Published every weekday, the Switchboard is your morning helping of hand-picked stories from the Switch team.
Facebook blocks Russian page supporting Navalny, Putin's biggest critic "In 2011, Facebook was hailed by opposition movements during the Arab Spring and in Russia as a powerful new tool to spread information beyond the control of repressive governments. That may no longer be the case, at least not in Russia," reports The Washington Post's Michael Birnbaum. "Russian Internet regulators said Saturday that they had sent Facebook a “demand” that it block access to a page calling for a demonstration in support of Alexei Navalny, the most prominent critic of Russian President Vladimir Putin." A Facebook spokeswoman said the company is investigating the matter; other pages set up after the first one was blocked were still visible Sunday.
China condemns cyberattacks, but says no proof North Korea hacked Sony "China said on Monday it opposed all forms of cyberattacks but there was no proof that North Korea was responsible for the hacking of Sony Pictures, as the United States has said," Reuters's Megha Rajagopalan and Steve Holland reported. "North Korea has denied it was to blame and has vowed to hit back against any U.S. retaliation, threatening the White House and the Pentagon."
Edith Ramirez is raising F.T.C.'s voice, softly "While public debate has raged in recent months over the Federal Communications Commission’s position on net neutrality and the Justice Department’s review of the proposed merger of Comcast and Time Warner Cable, the F.T.C. has operated somewhat more in the shadows," reports The New York Times's Edward Wyatt. "But Ms. Ramirez is pushing to regain some of the prominence of the F.T.C., the nation’s top consumer protection enforcer, which just celebrated its 100th anniversary — by focusing particular attention on digital privacy and transactions."
Congress wants to legislate net neutrality.
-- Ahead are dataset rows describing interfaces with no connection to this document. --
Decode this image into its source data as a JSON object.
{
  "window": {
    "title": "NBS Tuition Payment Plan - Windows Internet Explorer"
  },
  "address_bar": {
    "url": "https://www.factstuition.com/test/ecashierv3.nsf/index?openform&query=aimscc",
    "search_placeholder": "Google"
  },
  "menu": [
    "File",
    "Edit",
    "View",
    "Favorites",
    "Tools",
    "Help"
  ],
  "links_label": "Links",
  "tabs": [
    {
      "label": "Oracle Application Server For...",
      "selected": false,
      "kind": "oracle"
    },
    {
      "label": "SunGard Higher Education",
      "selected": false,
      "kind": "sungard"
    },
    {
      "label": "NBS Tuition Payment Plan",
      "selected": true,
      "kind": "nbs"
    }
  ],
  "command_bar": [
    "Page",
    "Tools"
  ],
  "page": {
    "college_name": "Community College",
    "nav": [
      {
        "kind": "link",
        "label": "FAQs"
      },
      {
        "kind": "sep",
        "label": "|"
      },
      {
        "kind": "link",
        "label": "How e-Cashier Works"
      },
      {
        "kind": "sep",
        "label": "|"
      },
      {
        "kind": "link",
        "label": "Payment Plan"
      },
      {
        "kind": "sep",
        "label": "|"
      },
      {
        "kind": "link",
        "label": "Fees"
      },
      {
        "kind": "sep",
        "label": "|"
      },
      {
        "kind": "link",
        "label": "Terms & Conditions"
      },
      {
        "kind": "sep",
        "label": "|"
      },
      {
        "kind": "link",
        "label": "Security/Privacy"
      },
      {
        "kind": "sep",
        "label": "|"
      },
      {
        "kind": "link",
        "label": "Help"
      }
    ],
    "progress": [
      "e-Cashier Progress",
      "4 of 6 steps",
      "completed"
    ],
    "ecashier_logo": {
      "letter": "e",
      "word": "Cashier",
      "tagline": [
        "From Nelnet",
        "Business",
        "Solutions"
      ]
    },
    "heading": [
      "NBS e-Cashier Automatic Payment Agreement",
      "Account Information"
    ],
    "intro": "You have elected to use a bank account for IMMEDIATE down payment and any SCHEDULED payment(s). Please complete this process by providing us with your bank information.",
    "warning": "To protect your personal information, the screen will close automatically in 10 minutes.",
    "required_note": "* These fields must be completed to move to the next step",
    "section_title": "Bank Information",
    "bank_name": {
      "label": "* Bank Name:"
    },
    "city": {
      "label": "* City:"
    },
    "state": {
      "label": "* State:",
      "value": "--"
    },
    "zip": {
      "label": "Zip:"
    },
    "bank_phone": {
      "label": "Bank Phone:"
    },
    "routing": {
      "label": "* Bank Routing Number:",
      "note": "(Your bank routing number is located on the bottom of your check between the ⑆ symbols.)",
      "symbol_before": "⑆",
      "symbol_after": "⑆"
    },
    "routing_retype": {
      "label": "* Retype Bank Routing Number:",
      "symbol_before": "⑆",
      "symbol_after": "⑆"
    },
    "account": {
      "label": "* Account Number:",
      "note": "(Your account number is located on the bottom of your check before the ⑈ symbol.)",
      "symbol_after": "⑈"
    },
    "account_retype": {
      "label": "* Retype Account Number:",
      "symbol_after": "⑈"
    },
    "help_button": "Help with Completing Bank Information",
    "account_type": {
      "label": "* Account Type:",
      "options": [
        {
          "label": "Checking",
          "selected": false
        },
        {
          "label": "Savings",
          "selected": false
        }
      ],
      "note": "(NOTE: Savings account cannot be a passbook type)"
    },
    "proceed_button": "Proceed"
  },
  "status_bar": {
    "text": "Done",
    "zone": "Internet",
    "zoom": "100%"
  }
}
Here’s what that might look like. "Republicans in Congress appear likely to introduce legislation next month aimed at preventing Internet providers from speeding up some Web sites over others, in hopes of changing the tone of a critical debate over the future of the Web, according to industry officials familiar with the plans," reports The Washington Post's Brian Fung. "The industry-backed proposal would preempt efforts by the Federal Communications Commission to draw up new rules for Internet providers."
Staples: Hack may have affected more than a million payment cards "Office supply chain Staples said Friday that a hack attack on some of its retail outlets earlier this year may have affected 1.16 million payment cards used by customers, giving attackers access to cardholder names, card numbers, expiration dates and card verification codes,” reports CNET’s Edward Moyer. "Staples said the malware attack spanned the country, affecting 115 of its more than 1,400 US stores from New York to California and that it involved purchases made from late July through mid-September. "